In strategic circles, the perspective of gaining assurances from Washington that Australia will not be sidelined has been labelled “doubling down” on the US alliance. Its advocates expect it will require even greater Australian involvement in the aggressive US military build-up in Asia and provocations against China than took place under the Obama administration’s “pivot” to Asia. If competition results in war between the US and China, Australia would be both a participant and a key base of operations for American forces.

Other options, however, are being canvassed.

In perhaps her most politically significant remark, Bishop stated: “Many regional countries are in a strategic holding pattern, waiting to see whether the United States and its security allies and partners can continue to play the robust and constructive role that they have for many decades in preserving the peace.”

Within its cautious "diplomatic speak," Bishop’s statement contains an implicit warning: If the US disregards the concerns of its allies in Asia―particularly Australia and Japan―it could rapidly lose their support.

Every action of the Trump administration is being assessed, and not only on the basis of its immediate consequences. With ever-mounting anxiety, the Australian ruling elite is weighing up whether Trump’s policies will ultimately trigger a collapse of US influence in the region and call into question Australia’s ability to rely on the post-World War II US alliance to assert its economic and strategic interests.

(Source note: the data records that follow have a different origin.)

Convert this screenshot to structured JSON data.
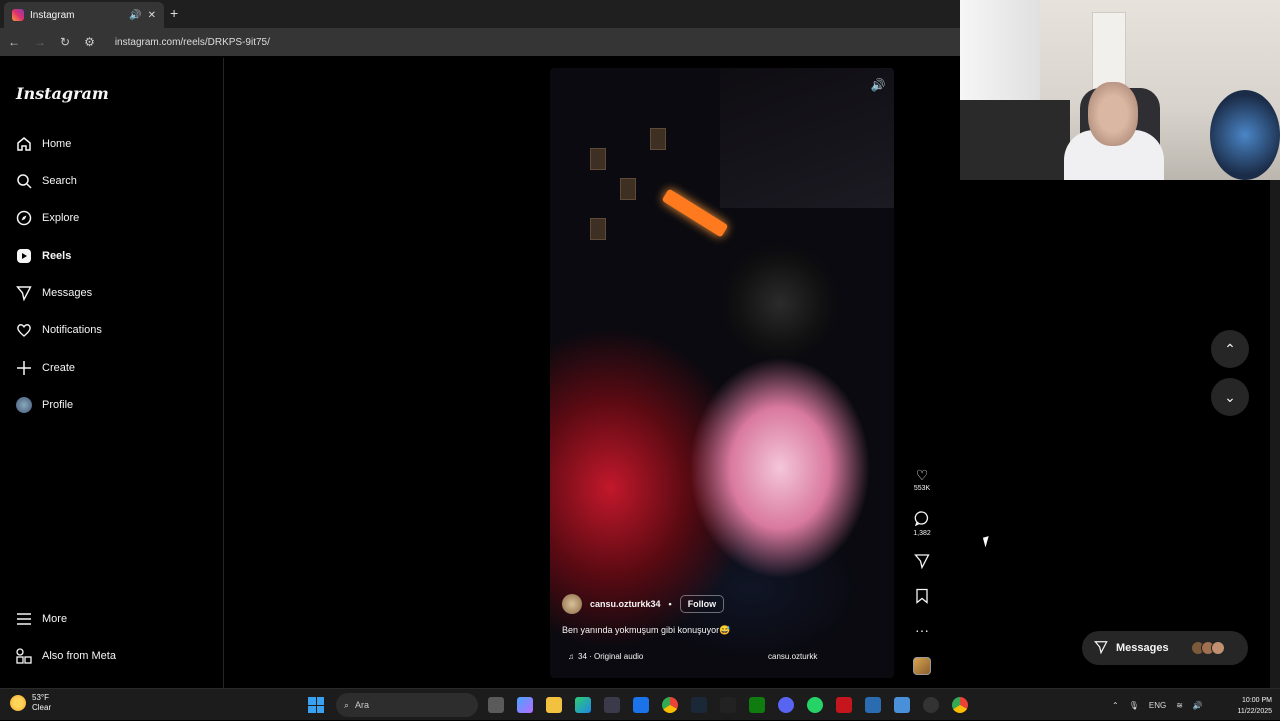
{
  "browser": {
    "tab_title": "Instagram",
    "url": "instagram.com/reels/DRKPS-9it75/"
  },
  "sidebar": {
    "logo": "Instagram",
    "items": [
      {
        "label": "Home",
        "icon": "home-icon"
      },
      {
        "label": "Search",
        "icon": "search-icon"
      },
      {
        "label": "Explore",
        "icon": "compass-icon"
      },
      {
        "label": "Reels",
        "icon": "reels-icon"
      },
      {
        "label": "Messages",
        "icon": "send-icon"
      },
      {
        "label": "Notifications",
        "icon": "heart-icon"
      },
      {
        "label": "Create",
        "icon": "plus-icon"
      },
      {
        "label": "Profile",
        "icon": "avatar-icon"
      }
    ],
    "bottom": [
      {
        "label": "More",
        "icon": "menu-icon"
      },
      {
        "label": "Also from Meta",
        "icon": "meta-icon"
      }
    ]
  },
  "reel": {
    "username": "cansu.ozturkk34",
    "follow_label": "Follow",
    "caption": "Ben yanında yokmuşum gibi konuşuyor😅",
    "audio": "34 · Original audio",
    "audio_user": "cansu.ozturkk"
  },
  "actions": {
    "likes": "553K",
    "comments": "1,382"
  },
  "messages_pill": {
    "label": "Messages"
  },
  "taskbar": {
    "temp": "53°F",
    "weather": "Clear",
    "search_placeholder": "Ara",
    "lang": "ENG",
    "time": "10:00 PM",
    "date": "11/22/2025"
  },
  "colors": {
    "background": "#000000",
    "panel": "#262626",
    "text": "#f5f5f5"
  }
}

Contrary to Bishop’s assertion that Australia and other states are in a “holding pattern,” her very presence in Singapore indicates diplomatic activity by Canberra to consolidate and strengthen relations, first and foremost with Japan and South East Asian countries. While there is no suggestion from the dominant sections of the Australian establishment of withdrawing from the US alliance, Australian imperialism is seeking to develop alternative counterweights to what it perceives as a strategic threat from China.